But it is widespread, in pockets, and monitoring the corals throughout this marine heat wave could help with future response to bleaching and coral research.
For the past two months, teams from the DLNR Division of Aquatic Resources, The Nature Conservancy, the Hawaii Institute of Marine Biology and the Arizona State University Center for Global Discovery and Conservation Science, conducted rapid assessments of coral health along coral reef tracts throughout the state.
They report cauliflower and rice corals were most impacted and that the ocean temperatures are already starting to cool off. However, as much as half of live coral bleached in the most heavily affected areas.
“Conditions for corals are now improving with sea surface temperatures beginning to drop,” said Gerry Davis with NOAA Marine Fisheries. “While bleaching this year was not as devastating as the events seen across the Hawaiian Islands in 2014 and 2015, the DAR surveys, along with NOAA observations and reports from ocean users to the Hawaii Coral Bleaching Tracker, show there still was substantial bleaching found on all islands.”
Kauai follows that pattern, according to DAR aquatic biologist Kim Fuller, who led survey teams to reefs around multiple islands.
“Kauai’s reefs mirrored this year’s statewide trend with extensive bleaching in some areas and less in others, but overall the 2019 event appears to be less severe than those of four and five years ago,” Fuller said.
Kauai local underwater photographer Terry Lilley started reporting bleaching at the Anini coral reefs in September. Other citizens also reported some unhealthy-looking corals in the area.
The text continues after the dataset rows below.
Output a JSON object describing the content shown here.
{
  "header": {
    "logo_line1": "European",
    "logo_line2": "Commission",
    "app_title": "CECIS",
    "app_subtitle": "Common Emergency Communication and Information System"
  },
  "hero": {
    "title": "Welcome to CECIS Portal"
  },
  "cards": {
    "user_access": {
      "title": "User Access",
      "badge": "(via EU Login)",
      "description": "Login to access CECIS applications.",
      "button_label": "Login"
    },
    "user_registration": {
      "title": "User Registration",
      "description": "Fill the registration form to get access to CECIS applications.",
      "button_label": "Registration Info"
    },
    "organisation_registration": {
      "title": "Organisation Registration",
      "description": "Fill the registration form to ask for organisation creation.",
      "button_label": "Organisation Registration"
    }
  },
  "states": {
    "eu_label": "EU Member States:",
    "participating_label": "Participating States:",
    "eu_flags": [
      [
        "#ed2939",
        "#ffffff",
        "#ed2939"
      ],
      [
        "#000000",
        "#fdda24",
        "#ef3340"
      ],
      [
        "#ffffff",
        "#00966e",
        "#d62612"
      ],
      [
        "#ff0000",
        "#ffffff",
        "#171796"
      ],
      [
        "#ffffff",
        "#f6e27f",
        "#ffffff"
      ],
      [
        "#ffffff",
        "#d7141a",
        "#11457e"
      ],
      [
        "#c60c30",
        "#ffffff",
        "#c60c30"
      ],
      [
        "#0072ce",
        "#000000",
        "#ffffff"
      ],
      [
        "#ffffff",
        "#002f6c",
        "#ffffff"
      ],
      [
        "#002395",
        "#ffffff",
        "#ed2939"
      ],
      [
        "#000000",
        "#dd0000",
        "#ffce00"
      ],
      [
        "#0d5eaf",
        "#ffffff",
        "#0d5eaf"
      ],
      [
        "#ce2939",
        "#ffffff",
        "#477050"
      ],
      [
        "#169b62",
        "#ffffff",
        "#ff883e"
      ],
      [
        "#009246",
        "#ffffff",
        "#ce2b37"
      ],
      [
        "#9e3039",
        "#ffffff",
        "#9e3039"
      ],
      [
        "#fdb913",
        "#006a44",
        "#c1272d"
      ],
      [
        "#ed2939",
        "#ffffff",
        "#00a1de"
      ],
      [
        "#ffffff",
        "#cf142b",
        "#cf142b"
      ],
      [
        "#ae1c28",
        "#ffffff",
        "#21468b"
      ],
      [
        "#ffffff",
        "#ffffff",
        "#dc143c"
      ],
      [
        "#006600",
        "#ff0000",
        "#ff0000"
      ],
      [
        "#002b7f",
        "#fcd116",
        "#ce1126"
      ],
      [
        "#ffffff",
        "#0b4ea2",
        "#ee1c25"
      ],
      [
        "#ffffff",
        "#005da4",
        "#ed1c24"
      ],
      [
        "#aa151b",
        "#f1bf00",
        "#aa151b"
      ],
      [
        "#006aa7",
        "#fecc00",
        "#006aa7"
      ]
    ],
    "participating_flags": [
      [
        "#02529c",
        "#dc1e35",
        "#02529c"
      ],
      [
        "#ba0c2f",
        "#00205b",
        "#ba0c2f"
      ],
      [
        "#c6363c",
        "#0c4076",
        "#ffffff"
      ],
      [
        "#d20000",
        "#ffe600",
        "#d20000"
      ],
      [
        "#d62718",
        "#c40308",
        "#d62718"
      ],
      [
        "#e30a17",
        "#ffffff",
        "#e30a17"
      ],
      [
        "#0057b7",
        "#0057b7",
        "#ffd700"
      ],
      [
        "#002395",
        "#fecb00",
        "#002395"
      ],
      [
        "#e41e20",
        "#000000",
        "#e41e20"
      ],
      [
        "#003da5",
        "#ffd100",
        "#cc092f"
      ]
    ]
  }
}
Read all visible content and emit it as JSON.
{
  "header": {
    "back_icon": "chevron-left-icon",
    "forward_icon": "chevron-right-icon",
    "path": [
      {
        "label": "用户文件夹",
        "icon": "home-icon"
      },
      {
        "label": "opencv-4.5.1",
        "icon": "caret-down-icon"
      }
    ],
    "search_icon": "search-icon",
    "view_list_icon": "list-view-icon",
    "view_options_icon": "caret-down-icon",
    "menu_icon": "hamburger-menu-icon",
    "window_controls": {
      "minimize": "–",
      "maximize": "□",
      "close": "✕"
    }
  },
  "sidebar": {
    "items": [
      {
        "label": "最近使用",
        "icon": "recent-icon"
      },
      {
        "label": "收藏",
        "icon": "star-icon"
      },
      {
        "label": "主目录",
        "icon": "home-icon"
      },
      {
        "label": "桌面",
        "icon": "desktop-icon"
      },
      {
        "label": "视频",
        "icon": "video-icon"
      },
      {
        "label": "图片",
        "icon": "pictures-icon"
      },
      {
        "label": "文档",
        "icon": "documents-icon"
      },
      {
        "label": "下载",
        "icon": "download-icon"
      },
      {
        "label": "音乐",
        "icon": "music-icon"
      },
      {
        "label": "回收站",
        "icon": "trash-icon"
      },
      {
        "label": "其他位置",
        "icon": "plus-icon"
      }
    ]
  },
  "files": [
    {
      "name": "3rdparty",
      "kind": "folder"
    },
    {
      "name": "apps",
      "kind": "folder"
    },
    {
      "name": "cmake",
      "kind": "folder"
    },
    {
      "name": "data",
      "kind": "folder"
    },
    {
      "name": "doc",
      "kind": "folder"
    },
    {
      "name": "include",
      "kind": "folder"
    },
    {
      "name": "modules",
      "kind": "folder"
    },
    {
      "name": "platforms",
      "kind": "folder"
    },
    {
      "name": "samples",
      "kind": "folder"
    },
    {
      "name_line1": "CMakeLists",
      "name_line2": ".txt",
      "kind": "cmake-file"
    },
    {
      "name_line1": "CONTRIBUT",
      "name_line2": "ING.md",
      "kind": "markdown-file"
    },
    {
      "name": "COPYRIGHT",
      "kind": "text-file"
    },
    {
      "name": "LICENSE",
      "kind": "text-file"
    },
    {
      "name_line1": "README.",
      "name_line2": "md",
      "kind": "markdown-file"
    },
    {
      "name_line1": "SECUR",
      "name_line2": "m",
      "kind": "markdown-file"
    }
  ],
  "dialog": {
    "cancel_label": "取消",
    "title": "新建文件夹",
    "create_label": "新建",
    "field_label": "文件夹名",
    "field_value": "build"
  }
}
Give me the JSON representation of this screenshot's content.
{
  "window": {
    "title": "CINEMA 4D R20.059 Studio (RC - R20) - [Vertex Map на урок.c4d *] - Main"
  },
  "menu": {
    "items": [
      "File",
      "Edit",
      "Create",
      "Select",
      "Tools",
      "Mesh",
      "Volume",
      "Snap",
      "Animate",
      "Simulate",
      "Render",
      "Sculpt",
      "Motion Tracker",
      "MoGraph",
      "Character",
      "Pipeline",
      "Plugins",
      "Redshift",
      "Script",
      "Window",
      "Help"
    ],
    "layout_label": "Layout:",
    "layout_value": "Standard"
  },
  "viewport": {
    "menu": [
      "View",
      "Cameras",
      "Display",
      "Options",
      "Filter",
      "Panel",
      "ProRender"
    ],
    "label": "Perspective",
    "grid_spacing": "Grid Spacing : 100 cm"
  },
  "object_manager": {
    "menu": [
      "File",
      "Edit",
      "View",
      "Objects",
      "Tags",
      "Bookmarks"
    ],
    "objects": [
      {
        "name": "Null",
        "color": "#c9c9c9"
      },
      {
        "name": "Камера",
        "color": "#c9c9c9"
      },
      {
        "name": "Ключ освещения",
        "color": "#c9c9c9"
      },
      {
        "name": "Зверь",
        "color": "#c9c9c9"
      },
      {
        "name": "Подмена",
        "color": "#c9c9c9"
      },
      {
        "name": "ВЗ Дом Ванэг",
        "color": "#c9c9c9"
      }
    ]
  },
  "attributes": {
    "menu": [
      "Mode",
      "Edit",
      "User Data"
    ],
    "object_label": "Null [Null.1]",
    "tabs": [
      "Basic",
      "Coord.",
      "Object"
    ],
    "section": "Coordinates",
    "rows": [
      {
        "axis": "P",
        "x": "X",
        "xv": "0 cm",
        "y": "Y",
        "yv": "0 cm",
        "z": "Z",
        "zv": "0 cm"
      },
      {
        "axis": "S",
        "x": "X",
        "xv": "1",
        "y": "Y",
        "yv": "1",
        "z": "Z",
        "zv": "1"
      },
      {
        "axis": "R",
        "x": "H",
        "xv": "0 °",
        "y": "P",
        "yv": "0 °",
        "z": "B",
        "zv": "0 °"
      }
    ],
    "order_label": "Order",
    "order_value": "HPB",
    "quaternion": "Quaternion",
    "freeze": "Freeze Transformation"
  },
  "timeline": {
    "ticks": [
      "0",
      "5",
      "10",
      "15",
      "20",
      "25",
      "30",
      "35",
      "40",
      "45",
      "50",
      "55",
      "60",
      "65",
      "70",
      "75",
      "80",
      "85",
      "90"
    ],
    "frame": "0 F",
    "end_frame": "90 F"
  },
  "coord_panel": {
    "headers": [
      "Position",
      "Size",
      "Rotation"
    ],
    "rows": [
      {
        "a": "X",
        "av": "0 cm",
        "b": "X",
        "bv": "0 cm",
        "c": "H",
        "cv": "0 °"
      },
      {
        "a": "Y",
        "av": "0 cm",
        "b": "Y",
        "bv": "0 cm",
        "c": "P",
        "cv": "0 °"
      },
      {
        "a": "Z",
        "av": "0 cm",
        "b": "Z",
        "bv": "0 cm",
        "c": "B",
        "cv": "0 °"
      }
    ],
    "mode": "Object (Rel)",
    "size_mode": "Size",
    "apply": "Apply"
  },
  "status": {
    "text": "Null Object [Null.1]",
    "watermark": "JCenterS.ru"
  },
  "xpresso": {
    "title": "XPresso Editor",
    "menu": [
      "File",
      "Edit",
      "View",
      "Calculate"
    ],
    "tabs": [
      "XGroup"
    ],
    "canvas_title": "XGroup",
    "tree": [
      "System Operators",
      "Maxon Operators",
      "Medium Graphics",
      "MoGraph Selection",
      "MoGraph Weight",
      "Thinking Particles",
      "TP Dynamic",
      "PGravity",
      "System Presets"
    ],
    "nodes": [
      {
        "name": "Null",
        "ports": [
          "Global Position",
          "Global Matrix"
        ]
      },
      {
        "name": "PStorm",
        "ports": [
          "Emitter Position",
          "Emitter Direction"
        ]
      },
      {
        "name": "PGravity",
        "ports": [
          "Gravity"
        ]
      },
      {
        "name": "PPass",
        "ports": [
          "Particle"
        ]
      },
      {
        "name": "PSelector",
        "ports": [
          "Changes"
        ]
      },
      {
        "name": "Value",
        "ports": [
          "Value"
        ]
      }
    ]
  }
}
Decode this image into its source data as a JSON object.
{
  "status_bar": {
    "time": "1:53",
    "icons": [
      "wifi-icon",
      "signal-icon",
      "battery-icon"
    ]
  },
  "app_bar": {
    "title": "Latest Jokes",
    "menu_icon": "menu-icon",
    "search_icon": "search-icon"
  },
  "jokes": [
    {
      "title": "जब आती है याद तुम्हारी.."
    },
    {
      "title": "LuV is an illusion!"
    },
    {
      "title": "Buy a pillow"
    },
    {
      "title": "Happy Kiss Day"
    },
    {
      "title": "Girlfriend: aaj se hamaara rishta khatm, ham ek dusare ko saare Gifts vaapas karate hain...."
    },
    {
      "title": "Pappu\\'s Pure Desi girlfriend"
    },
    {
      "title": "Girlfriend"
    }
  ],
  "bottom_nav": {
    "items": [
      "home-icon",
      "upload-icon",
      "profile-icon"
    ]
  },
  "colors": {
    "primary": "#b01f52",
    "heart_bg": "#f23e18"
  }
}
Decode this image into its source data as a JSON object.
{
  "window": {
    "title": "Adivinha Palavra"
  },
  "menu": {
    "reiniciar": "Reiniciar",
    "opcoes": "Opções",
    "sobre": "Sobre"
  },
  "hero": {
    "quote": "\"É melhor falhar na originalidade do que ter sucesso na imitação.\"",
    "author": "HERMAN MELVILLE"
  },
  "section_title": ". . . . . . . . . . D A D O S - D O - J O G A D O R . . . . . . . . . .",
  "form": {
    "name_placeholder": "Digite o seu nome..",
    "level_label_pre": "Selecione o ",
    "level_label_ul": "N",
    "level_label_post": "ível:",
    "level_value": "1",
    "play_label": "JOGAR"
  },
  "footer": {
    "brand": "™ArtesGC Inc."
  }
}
Lilley recently reported that the corals in that particular area have “partially or totally recovered” and that big swells have cleaned out the lagoon.
“It appears that we do not have any wide range coral bleaching in Kauai due to the so-called ‘blob’ or a degree or two of sea temperature rise,” Lilley said.
On Hawaii Island, the majority of the sites surveyed by the DAR teams showed some level of bleaching. The areas most affected by the bleaching were along the Kona coast, with an average of 40% live coral bleached in many survey locations. Several locations there were heavily bleached in the 2015 event, which resulted in high mortality.
On Maui, bleaching surveys showed that the amount of coral impacted was less than in 2014 and 2015, but areas with low coral from previous events were more severely impacted this year.
Several locations on Oahu were surveyed for bleaching the first time this year, in what were the most extensive islandwide surveys yet conducted by DAR aquatic biologists and technicians.
Davis said corals bleach and recover at different rates in ways that aren’t fully yet understood.
“You could have two individual corals right next to each other, same species, and one will bleach and the other won’t,” he said. “We’re still learning as we go.”
That’s where citizens come into the picture, by reporting what they see in the coral reefs to DAR and organizations like Eyes of the Reef.
“We need to do everything we can to preserve (corals) for our future and for our children,” Davis said. “We need to work together.”
Written for The Garden Island Newspaper, printed November 6, 2019. Photos by Jessica Else.